In March 2011 the Fizzing Funksters purchased this small groove box based on the look, a few youtube clips and somewhat because of one of our members' Italian heritage.
11 days after payment was made i received a parcel that was smaller than we expected.
When we unpacked it we noticed real craftsmanship, the enclosure was made of nicely finished wood.
It is tiny. similar in size to the WD mybook external Hard drive.
At first I couldn't find the power switch, that was because there isn't one, you simply plug it in the wall(actually I needed to find a travel adapter, Australia's voltage is compatible to Europe's 230v) and she's off, blinking lights and all.
I tried to tame this beast by reading the manual but I just wanted to experiment switching switches and turning knobs until i liked what was emanating.
This reminds me of another synth in operation , (definitely not size) the non traditionally laid out Yamaha CS30.
You play with it randomly until you get a sound you like.
After a meeting at Fizzing Funksters Headquarters we decided to sell the Leploop because of its unpredictability and difficulty and because of this we began recording many hours of jams, so we would have recordings for latter sampling after it had been sold.
These recordings turned into the Cassa Jazz ep.
The Leploop synthesizer/groovebox contains
- 2 Voltage controlled Oscillators (VCO)
- Kick Drum Generator called Cassa - with Resonance, Distortion and Accent Controls
- White Noise Generator
- 24 dB/Octave Low Pass Filter (VCF)
- 2 Voltage Controlled Amplifiers (VCA)
- 2 Attack Release Envelope Generators
- 1 LFO
- 16 step anaolg Sequencer
- 4 track digital sequencer
- 4 channel Mixer
The sequencer generates its melodies and bass line by recording the sample ands hold generator which samples the lfo or noise(all analog - basically storing voltages, nothing to do with digital sampling )

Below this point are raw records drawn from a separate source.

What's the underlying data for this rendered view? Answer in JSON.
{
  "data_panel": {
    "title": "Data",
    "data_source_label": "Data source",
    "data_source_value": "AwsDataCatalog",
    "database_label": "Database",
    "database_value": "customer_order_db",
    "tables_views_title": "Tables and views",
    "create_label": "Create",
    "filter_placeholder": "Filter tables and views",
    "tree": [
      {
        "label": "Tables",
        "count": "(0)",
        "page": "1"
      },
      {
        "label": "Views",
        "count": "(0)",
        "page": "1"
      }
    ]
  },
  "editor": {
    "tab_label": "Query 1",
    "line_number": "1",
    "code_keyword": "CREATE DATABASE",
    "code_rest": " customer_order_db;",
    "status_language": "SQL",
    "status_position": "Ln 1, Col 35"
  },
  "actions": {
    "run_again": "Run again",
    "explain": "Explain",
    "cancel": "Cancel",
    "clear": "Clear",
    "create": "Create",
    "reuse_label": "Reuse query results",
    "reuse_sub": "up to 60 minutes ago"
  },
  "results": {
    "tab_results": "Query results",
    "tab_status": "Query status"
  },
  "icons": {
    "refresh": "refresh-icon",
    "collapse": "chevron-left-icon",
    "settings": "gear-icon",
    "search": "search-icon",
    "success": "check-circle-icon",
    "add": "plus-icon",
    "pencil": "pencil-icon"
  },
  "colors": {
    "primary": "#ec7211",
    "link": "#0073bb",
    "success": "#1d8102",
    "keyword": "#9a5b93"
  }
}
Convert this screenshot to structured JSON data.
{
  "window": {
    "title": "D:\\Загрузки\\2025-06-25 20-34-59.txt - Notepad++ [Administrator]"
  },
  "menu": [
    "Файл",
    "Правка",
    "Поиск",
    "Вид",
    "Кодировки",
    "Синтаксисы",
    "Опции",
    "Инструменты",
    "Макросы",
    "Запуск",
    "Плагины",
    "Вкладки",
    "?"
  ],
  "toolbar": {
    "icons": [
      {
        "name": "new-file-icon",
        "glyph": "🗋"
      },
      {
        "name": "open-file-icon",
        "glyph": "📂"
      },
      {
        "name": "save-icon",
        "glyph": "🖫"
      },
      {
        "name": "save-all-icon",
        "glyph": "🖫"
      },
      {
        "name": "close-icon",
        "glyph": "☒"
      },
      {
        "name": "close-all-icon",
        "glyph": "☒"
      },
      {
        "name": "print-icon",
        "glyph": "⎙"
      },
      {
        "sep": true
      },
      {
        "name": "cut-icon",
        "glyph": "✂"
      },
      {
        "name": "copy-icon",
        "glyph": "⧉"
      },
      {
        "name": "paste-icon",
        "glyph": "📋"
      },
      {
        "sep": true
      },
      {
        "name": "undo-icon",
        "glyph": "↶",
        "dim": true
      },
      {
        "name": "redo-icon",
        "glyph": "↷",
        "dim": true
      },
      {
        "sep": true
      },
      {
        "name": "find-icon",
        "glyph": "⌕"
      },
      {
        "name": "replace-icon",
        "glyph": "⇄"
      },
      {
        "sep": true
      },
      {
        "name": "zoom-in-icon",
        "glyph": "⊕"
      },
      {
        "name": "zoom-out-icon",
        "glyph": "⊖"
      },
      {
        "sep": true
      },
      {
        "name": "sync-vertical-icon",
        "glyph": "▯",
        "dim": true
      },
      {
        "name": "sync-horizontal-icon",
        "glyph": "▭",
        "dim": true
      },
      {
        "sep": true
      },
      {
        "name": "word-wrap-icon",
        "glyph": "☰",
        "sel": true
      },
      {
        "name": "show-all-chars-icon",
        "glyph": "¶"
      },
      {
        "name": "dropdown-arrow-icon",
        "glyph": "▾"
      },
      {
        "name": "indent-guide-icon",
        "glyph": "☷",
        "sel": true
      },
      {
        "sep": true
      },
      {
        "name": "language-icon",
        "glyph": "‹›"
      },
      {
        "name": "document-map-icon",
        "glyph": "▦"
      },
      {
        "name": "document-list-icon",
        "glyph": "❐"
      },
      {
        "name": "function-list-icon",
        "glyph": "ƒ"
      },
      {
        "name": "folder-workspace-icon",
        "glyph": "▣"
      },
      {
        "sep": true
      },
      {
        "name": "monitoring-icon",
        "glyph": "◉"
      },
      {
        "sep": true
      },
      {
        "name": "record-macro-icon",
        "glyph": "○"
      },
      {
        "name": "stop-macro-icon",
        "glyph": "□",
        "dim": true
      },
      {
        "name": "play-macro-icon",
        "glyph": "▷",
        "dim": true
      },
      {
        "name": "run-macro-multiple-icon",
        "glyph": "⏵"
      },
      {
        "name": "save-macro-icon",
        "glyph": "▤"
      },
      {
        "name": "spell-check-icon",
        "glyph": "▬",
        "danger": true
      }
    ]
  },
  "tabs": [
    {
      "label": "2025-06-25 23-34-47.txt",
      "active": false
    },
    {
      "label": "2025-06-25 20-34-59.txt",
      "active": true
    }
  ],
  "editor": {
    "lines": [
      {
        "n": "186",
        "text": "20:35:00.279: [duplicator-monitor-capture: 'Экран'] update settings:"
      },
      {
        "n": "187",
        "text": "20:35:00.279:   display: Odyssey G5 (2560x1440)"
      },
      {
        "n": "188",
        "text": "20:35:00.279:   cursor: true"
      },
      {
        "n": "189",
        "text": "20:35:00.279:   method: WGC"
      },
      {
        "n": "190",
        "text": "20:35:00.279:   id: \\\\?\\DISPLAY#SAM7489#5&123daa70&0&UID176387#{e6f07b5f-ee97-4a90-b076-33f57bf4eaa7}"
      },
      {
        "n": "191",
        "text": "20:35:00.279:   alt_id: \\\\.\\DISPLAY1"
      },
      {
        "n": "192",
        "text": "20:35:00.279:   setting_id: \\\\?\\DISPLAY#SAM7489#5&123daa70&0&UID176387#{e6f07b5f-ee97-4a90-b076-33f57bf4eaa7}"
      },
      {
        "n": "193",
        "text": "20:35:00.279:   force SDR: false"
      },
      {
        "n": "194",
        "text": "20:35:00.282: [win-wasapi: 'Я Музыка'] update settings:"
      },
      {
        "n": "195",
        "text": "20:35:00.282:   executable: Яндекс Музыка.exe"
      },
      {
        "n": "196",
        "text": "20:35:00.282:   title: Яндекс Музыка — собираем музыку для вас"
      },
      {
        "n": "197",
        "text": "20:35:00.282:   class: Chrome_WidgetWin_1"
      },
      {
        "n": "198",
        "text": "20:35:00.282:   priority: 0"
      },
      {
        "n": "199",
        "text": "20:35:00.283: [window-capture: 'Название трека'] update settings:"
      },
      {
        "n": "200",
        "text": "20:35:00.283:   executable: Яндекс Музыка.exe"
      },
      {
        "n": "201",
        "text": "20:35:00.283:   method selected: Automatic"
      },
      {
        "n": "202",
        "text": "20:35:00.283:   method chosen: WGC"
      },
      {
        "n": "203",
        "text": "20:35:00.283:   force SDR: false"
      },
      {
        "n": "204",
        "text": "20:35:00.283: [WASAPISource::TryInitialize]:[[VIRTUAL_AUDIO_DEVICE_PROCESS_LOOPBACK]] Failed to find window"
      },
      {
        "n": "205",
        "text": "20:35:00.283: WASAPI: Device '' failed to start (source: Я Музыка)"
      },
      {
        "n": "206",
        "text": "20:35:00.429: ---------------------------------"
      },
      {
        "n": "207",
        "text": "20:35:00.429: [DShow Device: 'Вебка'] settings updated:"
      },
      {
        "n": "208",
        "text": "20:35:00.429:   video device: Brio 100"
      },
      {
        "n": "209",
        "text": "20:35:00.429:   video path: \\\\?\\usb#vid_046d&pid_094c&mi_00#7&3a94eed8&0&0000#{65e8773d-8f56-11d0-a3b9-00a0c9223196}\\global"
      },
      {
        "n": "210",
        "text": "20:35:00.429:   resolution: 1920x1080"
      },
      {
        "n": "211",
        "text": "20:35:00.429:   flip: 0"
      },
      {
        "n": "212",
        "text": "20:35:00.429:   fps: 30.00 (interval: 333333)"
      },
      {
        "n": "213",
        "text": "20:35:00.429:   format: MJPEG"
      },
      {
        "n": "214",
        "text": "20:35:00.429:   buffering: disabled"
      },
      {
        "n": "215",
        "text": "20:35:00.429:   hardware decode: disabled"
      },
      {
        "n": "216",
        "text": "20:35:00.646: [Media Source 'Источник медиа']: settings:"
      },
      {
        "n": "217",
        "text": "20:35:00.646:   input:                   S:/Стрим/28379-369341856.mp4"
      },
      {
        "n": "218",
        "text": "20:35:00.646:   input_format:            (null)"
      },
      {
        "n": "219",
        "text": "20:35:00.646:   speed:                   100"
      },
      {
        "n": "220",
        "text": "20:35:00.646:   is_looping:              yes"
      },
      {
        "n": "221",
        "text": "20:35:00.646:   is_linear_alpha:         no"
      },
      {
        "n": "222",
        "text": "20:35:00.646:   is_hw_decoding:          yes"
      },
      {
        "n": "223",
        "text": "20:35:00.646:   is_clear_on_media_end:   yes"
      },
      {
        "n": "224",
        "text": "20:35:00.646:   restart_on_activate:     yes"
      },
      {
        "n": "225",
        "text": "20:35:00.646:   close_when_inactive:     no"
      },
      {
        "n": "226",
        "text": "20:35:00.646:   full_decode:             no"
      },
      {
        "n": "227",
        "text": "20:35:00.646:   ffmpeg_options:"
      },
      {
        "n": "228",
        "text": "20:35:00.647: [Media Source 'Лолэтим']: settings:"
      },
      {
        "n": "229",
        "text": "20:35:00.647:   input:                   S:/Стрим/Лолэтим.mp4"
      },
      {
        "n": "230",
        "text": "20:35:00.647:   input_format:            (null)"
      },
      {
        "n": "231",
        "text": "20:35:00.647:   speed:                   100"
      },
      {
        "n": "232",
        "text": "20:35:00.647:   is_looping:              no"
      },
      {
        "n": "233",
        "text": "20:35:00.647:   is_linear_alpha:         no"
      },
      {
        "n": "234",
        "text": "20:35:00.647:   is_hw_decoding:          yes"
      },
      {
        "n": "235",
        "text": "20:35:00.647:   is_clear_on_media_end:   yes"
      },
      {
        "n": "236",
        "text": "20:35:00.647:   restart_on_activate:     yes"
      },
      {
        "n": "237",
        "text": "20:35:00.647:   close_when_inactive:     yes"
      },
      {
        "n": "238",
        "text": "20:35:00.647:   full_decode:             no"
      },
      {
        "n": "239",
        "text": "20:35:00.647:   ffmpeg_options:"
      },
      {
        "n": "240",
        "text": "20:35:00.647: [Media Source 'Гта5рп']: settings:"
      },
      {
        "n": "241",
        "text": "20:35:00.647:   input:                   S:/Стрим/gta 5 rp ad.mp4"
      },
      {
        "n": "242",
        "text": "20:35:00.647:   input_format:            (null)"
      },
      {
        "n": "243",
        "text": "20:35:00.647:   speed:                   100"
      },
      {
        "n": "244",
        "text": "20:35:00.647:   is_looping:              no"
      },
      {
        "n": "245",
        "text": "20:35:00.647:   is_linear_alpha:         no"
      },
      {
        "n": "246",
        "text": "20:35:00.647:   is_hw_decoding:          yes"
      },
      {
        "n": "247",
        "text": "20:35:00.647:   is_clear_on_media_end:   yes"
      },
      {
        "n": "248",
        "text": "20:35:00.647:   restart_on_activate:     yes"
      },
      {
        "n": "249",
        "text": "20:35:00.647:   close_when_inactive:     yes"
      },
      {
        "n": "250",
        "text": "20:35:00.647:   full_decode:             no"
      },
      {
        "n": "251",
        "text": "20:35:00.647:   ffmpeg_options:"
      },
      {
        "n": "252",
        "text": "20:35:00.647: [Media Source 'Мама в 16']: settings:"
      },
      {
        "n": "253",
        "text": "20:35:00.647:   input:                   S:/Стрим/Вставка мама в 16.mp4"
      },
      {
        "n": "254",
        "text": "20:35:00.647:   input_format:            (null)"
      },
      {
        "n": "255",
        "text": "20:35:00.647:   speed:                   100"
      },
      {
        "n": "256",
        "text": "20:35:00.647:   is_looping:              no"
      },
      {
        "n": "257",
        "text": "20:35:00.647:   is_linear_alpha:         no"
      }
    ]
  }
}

Even though it has midi, this is only to trigger each part with a midi note triggering a clock pulse that activates that part. You can't play specific melodic notes with a sequencer or midi keyboard, this means that to have a baseline or melody playing you need to program the onboard sequencer.
I still haven't worked out the sequencer.
We recorded many hours of freestyle/random jams through both MOTU microbook or RME UC audio interfaces, we recorded 2 channels/tracks as the Leploop has a mix output and a separate Cassa(Bass Drum) output.
I edited the jams into loops using protools.
We then loaded all these loops into Ableton Live and we started choosing loops that we liked and that seemed to work well together.
We assembled/arranged these loops into a song in Ableton and when we were happy we would record the separate tracks as stems so we could mix the song in ProTools.
The claps you hear in Cassa Jazz were heavily processed Leploop clicks, all other loops were straight from the Leploop mixed with reverb, eq and compression applied in ProTools.
We still own our Leploop.
Cassa Jazz by the Fizzing Funksters
All Source Sounds, loops and sequences - Leploop
Conductor - Peppe Fizz
Musicians - Fizzing Funksters